Fresh of the boat... or plane

I would like to start off this TED talk by thanking my parents for making that risky decision to leave the only place, family, and friends they know as home to immigrate to a foreign country for the good of their entire family. Thanks mom and dad. I don't say it enough.

​At first, I laughed at the idea of my very Asian dad eating a bag of pork rinds. But the more I thought about it, the more I imagined a man in his mid-20s looking for something cheap to eat with broken English. It was hard to swallow. 

It’s scarily easy to constantly forget how much harder my parents had growing up compared to me. It’s also easy to complain about my parents' low effort in trying to affiliate with American culture or becoming fluent in English. Because that way, life would also be easier for me. Never would I have to revise their emails, translate conversations in public, and feel embarrassed about it. Terrible, I know. But whenever I catch myself thinking selfishly, I remind myself of everything that came before.


1988, my dad flew to Columbia, South Carolina while my mom stayed in China to give birth to my older brother. That was the first time he’s ever been on a plane. Once he stepped foot in the airport, he ran straight to the toilets to puke. It hurts to fathom the anxiety that ensues when you leave home and endure a 16-hour plane ride that just intensifies due to airsickness.
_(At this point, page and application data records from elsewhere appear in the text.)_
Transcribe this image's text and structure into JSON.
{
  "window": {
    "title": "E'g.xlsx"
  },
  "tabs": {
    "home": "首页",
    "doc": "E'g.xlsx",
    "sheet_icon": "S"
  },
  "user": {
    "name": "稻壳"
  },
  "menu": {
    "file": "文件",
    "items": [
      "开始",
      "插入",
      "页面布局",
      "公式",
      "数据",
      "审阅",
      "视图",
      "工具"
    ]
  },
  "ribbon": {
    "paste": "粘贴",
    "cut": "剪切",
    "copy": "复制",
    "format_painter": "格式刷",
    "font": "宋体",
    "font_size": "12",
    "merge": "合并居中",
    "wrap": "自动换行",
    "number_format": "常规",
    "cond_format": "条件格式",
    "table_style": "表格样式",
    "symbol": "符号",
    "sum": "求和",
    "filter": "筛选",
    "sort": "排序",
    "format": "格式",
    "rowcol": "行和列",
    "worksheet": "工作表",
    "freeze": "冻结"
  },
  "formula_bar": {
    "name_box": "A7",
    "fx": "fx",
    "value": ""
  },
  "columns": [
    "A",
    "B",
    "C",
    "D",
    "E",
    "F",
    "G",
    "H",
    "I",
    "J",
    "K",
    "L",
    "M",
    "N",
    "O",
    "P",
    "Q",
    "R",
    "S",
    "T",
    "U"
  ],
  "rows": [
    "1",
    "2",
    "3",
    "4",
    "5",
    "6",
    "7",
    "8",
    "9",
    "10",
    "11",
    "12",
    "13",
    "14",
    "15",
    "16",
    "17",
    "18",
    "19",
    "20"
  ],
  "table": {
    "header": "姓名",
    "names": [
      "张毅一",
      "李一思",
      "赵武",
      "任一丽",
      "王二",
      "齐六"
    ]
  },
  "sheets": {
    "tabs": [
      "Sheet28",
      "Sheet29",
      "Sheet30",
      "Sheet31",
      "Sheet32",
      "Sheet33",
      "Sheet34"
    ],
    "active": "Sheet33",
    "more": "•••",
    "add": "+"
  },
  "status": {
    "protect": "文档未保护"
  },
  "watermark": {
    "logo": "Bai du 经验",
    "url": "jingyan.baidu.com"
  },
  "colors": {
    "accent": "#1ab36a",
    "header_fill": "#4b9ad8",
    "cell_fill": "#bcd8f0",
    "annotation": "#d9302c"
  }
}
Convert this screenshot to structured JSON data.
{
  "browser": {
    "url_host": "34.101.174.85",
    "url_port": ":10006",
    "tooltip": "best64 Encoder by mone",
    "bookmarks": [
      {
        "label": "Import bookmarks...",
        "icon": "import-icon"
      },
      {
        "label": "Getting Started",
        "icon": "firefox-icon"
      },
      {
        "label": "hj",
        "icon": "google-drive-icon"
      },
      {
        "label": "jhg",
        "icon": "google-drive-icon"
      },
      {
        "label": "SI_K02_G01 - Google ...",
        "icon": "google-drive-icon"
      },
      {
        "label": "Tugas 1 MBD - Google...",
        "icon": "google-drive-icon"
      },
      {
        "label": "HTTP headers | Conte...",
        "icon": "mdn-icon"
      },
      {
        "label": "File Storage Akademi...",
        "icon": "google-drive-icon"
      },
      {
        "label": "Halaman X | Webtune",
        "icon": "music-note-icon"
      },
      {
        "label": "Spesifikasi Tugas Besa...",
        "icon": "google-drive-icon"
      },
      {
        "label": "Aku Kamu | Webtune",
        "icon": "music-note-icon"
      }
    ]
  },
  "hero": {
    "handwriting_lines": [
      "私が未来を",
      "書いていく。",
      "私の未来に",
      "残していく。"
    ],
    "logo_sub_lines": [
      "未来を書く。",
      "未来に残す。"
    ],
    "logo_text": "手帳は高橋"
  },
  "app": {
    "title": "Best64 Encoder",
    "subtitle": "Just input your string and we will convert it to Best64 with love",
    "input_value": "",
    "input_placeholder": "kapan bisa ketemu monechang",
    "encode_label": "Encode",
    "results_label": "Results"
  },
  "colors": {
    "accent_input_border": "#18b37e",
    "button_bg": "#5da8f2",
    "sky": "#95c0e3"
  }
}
As a kid, I’d scream for McDonald’s whenever we’d pass by one and my mom would willingly take me to the drive thru. But one time she felt nostalgic and felt the need to let me know how different it was back then. Back when it was just her, dad, and my brother, McDonald’s was a luxury. On special occasions, they’d share a personal pizza. They couldn’t afford anything more yet my brother was still so happy. To think that I could munch on my own Happy Meal while my parents and brother had to share a small pizza upset even young, naive me. It hit hard.

There are all small memories that my parents keep a hold of and bring up whenever it comes to mind. But to me, they're poignant reminders of the sacrifices they made and the hardships they endured that keep me humble and utterly grateful. They ask for nothing else except my happiness and good health; but in my opinion, they deserve the world. I've made it my lifelong goal to give back to my parents who gave me everything.